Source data
=== Begin Enclosure ===
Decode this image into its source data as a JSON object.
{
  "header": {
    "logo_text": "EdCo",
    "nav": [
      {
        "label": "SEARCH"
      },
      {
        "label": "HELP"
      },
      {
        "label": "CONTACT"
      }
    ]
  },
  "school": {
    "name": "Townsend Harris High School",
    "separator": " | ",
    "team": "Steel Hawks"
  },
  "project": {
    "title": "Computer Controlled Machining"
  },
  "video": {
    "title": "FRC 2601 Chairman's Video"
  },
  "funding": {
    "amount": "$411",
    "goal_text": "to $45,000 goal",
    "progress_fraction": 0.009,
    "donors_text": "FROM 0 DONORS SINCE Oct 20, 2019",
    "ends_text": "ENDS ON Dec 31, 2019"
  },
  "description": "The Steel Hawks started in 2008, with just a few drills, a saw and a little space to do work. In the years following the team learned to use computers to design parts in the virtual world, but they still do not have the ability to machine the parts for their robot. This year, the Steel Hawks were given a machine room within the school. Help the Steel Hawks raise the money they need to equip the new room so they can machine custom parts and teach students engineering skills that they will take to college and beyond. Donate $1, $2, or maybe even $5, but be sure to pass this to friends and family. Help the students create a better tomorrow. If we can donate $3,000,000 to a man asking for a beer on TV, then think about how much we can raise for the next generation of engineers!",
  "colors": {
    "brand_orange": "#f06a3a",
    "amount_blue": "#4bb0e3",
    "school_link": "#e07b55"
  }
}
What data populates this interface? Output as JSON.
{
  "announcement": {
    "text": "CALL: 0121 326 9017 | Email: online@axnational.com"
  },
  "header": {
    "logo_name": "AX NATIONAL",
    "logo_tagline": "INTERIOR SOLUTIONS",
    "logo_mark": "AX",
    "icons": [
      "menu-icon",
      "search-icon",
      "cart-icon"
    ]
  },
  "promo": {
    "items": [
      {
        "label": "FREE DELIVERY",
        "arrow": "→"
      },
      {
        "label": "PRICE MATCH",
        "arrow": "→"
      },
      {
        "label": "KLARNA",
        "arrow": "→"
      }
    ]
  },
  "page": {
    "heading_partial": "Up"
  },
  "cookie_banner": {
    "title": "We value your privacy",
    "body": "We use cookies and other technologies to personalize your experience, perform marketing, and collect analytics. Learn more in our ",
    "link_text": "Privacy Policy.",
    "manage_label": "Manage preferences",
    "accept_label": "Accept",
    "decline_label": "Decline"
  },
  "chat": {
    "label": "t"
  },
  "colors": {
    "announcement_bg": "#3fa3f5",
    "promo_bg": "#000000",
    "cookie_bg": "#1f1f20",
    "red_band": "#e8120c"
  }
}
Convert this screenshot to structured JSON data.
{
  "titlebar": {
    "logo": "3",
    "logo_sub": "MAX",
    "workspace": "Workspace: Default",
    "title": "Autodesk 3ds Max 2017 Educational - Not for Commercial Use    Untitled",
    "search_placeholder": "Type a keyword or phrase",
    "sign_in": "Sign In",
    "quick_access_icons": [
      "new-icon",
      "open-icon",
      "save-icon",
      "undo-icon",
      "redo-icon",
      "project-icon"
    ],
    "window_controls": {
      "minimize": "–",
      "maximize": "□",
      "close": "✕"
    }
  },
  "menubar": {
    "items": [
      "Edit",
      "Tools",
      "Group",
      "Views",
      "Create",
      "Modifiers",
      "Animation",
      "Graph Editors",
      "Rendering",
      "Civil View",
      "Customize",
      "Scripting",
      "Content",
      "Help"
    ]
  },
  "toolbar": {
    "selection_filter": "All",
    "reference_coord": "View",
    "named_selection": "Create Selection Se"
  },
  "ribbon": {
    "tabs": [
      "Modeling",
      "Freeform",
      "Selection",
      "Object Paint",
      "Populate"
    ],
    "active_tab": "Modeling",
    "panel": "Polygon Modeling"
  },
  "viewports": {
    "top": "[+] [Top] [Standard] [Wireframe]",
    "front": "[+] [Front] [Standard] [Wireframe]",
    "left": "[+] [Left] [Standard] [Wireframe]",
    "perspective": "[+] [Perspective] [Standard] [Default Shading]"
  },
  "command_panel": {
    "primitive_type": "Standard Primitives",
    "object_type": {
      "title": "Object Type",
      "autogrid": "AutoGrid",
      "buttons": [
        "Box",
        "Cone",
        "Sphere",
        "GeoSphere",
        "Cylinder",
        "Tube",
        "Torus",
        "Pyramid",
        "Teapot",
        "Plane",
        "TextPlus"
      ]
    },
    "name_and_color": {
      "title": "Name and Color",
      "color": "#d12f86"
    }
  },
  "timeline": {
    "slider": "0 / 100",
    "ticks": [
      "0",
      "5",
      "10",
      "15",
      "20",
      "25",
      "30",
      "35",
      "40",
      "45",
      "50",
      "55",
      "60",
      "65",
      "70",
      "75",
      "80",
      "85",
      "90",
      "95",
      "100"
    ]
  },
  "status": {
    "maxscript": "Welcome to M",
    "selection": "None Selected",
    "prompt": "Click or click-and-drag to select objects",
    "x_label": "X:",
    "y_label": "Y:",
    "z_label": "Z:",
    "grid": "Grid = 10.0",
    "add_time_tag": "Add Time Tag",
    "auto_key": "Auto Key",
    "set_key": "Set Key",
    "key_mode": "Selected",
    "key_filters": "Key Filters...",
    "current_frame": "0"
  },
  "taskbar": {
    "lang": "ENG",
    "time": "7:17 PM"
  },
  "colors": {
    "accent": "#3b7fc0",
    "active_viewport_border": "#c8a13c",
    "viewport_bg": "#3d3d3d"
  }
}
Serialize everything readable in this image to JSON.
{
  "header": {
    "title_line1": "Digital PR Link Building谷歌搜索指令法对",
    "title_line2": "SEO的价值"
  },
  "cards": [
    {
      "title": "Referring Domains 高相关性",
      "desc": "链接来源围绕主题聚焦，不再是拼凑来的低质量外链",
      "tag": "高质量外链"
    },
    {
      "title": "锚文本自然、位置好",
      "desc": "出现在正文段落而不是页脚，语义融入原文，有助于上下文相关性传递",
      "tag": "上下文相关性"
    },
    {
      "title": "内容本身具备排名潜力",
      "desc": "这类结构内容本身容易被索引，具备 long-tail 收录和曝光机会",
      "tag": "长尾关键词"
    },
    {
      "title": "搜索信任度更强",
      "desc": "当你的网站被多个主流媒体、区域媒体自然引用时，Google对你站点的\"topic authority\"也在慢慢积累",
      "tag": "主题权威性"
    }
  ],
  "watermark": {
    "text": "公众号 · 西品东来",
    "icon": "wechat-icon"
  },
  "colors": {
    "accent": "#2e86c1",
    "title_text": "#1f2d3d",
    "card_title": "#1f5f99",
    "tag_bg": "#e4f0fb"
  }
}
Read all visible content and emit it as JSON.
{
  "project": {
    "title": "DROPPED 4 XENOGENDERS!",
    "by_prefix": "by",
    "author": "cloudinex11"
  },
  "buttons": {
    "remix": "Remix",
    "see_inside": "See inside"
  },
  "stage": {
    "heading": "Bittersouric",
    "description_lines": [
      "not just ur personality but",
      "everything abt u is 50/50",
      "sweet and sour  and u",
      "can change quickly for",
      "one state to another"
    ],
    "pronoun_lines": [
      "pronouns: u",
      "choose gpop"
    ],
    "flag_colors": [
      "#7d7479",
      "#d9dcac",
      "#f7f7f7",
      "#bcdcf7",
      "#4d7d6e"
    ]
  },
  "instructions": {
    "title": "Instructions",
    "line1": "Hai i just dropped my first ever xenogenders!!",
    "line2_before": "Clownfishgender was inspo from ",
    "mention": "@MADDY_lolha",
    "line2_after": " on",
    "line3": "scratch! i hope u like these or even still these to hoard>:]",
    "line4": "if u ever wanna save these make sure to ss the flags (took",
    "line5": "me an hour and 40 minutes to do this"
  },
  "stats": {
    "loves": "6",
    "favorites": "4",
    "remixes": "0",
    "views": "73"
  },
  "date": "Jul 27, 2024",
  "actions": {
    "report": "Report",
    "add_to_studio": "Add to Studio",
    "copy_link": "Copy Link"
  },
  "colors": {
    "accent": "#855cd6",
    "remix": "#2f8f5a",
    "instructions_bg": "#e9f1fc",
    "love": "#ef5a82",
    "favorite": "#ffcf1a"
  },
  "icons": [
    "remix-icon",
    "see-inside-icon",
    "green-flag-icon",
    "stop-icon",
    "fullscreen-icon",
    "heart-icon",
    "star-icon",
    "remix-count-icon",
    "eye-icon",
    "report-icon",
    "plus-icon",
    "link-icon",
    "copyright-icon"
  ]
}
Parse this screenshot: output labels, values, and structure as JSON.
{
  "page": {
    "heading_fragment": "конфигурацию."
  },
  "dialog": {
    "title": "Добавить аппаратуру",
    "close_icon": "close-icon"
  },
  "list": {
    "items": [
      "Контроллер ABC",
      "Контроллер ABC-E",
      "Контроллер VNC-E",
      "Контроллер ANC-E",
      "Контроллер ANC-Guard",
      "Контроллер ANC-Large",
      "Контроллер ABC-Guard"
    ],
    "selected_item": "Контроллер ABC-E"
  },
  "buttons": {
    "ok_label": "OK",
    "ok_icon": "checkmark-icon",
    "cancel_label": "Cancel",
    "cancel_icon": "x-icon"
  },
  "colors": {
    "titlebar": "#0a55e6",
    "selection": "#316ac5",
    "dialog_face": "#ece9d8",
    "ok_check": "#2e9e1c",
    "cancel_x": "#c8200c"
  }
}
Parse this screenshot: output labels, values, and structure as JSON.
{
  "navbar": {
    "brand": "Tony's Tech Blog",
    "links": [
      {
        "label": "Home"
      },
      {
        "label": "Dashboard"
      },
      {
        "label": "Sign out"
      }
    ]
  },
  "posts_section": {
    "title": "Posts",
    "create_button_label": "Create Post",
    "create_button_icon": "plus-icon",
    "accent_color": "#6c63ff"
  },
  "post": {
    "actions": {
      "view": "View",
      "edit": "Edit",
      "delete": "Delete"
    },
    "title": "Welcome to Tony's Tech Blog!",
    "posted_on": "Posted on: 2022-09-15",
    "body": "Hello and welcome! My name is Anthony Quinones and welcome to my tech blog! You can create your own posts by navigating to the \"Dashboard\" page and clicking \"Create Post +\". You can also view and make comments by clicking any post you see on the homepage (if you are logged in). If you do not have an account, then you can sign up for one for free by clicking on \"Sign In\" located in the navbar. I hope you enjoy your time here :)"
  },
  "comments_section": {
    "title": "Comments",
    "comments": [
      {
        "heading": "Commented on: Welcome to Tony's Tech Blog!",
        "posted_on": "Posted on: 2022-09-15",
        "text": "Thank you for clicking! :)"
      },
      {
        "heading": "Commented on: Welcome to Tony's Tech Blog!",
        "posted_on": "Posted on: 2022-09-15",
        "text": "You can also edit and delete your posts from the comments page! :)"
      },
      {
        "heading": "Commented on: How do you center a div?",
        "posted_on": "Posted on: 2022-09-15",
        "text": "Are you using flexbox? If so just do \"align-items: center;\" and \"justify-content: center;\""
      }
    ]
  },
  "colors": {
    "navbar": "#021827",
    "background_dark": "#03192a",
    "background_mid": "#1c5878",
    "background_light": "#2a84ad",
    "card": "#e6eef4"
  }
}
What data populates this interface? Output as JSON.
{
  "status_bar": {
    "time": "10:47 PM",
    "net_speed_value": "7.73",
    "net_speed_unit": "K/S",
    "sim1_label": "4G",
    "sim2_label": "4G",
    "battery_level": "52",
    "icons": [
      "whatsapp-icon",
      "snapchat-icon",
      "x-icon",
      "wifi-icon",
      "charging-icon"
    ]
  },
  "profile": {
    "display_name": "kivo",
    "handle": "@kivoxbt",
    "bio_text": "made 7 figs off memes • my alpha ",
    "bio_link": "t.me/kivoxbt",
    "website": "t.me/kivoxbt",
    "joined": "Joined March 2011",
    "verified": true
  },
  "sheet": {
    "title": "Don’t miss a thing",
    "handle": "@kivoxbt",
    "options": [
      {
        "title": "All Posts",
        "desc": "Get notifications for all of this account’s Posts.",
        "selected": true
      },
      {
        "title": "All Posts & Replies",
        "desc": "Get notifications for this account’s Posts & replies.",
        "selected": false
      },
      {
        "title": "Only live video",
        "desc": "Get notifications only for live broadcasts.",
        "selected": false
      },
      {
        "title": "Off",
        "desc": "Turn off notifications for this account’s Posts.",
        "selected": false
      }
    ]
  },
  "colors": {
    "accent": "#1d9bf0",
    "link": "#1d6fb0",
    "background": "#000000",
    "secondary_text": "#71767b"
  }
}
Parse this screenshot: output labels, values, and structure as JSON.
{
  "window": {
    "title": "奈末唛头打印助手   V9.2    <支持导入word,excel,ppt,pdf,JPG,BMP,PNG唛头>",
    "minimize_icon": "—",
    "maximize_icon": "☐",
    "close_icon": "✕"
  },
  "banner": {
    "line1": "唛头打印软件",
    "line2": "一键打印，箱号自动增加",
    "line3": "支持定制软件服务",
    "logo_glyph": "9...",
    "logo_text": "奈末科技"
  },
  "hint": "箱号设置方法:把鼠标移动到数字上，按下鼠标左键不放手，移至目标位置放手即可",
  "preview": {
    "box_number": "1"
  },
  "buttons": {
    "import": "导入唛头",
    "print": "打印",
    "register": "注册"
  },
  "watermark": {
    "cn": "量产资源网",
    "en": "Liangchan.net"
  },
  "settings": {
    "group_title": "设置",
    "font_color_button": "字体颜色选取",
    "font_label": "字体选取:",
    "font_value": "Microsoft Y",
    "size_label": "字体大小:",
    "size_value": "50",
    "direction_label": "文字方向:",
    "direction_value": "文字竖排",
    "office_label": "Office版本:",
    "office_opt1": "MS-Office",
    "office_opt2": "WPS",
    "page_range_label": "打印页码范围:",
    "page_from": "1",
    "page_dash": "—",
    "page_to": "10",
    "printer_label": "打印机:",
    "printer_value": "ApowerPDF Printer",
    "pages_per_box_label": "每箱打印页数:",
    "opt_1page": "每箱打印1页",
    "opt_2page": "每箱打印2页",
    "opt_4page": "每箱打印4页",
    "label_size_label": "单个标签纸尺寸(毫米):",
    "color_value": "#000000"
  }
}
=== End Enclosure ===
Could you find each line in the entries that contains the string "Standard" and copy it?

    "top": "[+] [Top] [Standard] [Wireframe]",
    "front": "[+] [Front] [Standard] [Wireframe]",
    "left": "[+] [Left] [Standard] [Wireframe]",
    "perspective": "[+] [Perspective] [Standard] [Default Shading]"
    "primitive_type": "Standard Primitives",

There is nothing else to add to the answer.